Taking a personal perspective, my own theatre-going locally was strongly affected this year by the closure of the York Theatre Royal, which took effect from March and was expected to last until December under a £4.1m refurbishment plan. In May, though, the news came through of “staggering” finds during archaeological excavations, further delaying the venue’s reopening and consequently providing the rare opportunity to witness a pantomime in traverse setting with moving platforms courtesy of the temporary theatre erected at the National Railway Museum.

All this contributed towards 2015 being, for me, a year of theatre in unusual, non-theatre venues—though the NRM’s 1000-seat Signal Box theatre is hardly “unusual” any more, having been used for the large-scale community-cast show In Fog And Falling Snow and, once again, for Mike Kenny’s superlative adaptation of The Railway Children. Nor is it terribly temporary-feeling, with a lovely reception and bar area, sturdy (if cramped) seating and an impressive deployment of sound, lighting and other tech.

The same cannot be said of another venue which emerged in York in March 2015. Wittily named “The Fleeting Arms”, this was the first (to my knowledge) long-running pop-up pub arts venue in the city—at least in the last decade or so. It’s been ramshackle, full of nooks, niches, and quirks of lighting or acoustics and run by a rotating team of mostly voluntary contributors.

The venue closes in the early hours of the first of January, but in its near-year of operation it’s provided a home for community and professional arts ventures of all kinds, be they theatrical, musical or artistic.

York is a city which has done well recently for community initiatives, including York Theatre Royal’s aforementioned large-scale shows and the Arts Barge Project, with which the Fleeting Arms shares some DNA. But this was the most ambitious and open-hearted so far, drawing in all kinds of other organisations and asking only a donation to offset electricity and business rates. The Great Gatsby, which has run throughout December as a send-off to the venue, was a real highlight of the year.
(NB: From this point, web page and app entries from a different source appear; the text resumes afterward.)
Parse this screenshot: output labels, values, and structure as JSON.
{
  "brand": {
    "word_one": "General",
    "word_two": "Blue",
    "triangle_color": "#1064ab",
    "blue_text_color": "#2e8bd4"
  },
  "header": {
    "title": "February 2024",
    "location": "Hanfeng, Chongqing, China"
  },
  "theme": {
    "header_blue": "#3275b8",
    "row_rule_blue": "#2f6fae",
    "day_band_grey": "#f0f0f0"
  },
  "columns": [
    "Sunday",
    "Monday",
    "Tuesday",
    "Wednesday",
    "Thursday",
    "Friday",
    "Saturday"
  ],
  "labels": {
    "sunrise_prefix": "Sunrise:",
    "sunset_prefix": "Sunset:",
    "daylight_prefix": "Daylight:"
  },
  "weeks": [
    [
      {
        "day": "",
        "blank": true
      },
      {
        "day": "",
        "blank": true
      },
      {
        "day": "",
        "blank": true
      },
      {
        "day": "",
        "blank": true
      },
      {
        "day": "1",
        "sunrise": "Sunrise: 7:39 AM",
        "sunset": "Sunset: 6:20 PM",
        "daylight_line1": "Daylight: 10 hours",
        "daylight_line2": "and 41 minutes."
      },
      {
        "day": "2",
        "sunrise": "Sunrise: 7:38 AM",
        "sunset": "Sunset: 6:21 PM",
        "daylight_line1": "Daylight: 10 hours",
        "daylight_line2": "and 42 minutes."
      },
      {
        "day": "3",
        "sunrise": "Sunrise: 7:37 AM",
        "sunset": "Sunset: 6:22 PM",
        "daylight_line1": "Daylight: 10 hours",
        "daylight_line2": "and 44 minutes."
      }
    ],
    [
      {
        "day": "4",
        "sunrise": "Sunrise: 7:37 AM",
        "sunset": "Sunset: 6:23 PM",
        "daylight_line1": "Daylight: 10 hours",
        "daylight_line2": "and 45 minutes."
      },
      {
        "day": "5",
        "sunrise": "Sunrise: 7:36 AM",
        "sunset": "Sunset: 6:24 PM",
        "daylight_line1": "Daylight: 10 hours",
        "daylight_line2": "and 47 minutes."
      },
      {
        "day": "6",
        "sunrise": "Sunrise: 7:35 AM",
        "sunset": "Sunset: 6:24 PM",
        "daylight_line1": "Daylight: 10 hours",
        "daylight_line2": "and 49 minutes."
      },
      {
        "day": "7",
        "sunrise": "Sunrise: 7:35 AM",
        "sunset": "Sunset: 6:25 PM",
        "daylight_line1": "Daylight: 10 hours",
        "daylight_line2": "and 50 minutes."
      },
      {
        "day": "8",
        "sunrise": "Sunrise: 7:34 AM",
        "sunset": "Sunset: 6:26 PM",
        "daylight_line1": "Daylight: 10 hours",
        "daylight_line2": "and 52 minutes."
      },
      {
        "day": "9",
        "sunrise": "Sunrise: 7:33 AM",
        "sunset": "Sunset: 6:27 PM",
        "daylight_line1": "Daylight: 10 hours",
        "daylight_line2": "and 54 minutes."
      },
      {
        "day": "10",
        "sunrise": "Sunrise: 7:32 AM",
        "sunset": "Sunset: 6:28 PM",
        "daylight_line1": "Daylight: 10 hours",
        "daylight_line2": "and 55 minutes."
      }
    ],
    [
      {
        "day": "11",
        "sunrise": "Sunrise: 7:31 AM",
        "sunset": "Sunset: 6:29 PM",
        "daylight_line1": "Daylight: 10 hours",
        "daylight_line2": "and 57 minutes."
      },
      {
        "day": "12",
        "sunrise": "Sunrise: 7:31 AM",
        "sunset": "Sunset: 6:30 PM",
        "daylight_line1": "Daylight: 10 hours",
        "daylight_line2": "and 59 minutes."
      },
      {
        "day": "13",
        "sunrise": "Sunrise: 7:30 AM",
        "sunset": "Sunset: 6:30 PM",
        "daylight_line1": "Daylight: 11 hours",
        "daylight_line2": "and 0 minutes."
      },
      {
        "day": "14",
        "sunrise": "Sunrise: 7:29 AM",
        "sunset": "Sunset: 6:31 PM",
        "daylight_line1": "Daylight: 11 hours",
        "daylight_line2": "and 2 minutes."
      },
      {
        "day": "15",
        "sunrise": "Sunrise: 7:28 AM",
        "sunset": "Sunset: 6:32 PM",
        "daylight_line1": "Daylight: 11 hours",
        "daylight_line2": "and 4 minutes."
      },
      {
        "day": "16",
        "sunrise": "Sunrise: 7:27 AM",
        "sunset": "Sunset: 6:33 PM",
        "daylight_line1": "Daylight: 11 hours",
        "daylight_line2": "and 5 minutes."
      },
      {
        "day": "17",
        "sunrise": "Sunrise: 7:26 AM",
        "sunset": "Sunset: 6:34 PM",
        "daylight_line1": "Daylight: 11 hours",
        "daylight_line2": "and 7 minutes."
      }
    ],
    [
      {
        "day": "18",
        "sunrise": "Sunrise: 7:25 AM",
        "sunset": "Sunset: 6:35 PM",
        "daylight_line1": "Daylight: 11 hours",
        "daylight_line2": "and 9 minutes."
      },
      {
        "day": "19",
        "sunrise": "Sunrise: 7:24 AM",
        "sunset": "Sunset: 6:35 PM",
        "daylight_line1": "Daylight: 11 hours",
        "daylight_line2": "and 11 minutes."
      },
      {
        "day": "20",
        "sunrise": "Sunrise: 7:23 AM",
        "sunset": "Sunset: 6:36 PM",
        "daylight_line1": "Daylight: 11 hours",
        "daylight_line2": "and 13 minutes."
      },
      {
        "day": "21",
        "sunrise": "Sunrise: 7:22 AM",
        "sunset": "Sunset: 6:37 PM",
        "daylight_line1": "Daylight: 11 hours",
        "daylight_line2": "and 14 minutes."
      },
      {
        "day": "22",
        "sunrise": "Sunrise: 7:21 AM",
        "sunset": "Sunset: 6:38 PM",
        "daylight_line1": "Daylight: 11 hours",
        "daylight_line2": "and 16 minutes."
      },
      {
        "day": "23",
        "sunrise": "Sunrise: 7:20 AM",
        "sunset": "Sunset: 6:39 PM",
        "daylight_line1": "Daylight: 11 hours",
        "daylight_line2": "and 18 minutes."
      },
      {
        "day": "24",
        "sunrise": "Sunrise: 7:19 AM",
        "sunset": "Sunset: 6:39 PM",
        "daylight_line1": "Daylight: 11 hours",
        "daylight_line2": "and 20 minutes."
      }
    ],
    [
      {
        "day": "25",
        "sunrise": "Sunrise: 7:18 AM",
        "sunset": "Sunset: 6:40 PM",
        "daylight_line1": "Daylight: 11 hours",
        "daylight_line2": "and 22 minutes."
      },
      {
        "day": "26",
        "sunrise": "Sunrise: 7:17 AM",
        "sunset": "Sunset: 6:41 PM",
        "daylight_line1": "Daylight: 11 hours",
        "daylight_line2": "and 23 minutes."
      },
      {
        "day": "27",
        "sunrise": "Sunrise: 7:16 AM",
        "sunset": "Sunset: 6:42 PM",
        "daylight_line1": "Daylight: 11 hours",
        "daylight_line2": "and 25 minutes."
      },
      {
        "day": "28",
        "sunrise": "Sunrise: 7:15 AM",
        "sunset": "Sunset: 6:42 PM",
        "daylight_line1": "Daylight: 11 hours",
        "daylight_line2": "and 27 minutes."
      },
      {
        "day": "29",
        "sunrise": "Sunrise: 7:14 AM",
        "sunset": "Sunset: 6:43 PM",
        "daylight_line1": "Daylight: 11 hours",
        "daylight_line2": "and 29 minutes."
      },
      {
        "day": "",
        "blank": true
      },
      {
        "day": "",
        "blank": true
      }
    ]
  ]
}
Pilot Theatre is waving goodbye to artistic director Marcus Romer after twenty-two years’ service. 2015 saw the company produce strong productions with regular and new collaborators. I particularly enjoyed Outsiders, made as part of an international collaboration on migration and immigration, and A Restless Place, which was superbly staged in the York Castle Museum dungeons by talented long-term Pilot director Katie Posner.

Another growing York-based collaboration, Theatre Mill is a relatively new company worth looking out for. Their The Strange Case of Dr Jekyll and Mr Hyde was an atmospheric production in the basement of York’s Merchant Adventurer’s Hall and they have a growing reputation as a producer of classic tales staged in well-chosen and unusual locations.

The news recently came in that Daniel Evans is set to end his tenure as artistic director of Sheffield Theatres after nearly seven years in charge there, in a canny appointment by Chichester Theatres. Evans’s successor is yet to be found, but the money is surely on another actor-turned-director to continue the precedent set by previous incumbents Evans, Samuel West and Michael Grandage.

Bradford’s Freedom Studios made a new appointment—or appointments—at the top, naming Alex Chisholm and Aisha Khan as co-Artistic Directors.

West Yorkshire Playhouse enjoyed another year of successful large-scale revivals and co-produced touring shows, with James Brining helming well-received versions of The Rise and Fall of Little Voice and Chitty Chitty Bang Bang and Ellen McDougall providing adventurous re-readings of The Glass Menagerie and Anna Karenina.

Up in Scarborough, Alan Ayckbourn showed no sign of losing his deftly disguised and oddly wrong-footing, blackly satirical knack as he premiered his 79th play (but who’s counting), Hero’s Welcome. Another long-running Yorkshire treasure, Berwick Kaler, gave us the aforementioned York Theatre Royal pantomime in its temporarily relocated surroundings, which rose admirably to the challenges of the unfamiliar setting.

Other odd Yorkshire venues in which I saw shows in 2015 included churches aplenty, city council chambers, Bradford Interchange rail and bus station, various other bits of the National Railway Museum, a ballroom, and a fish and chip shop. I dare theatremakers to take me somewhere even more surprising in 2016.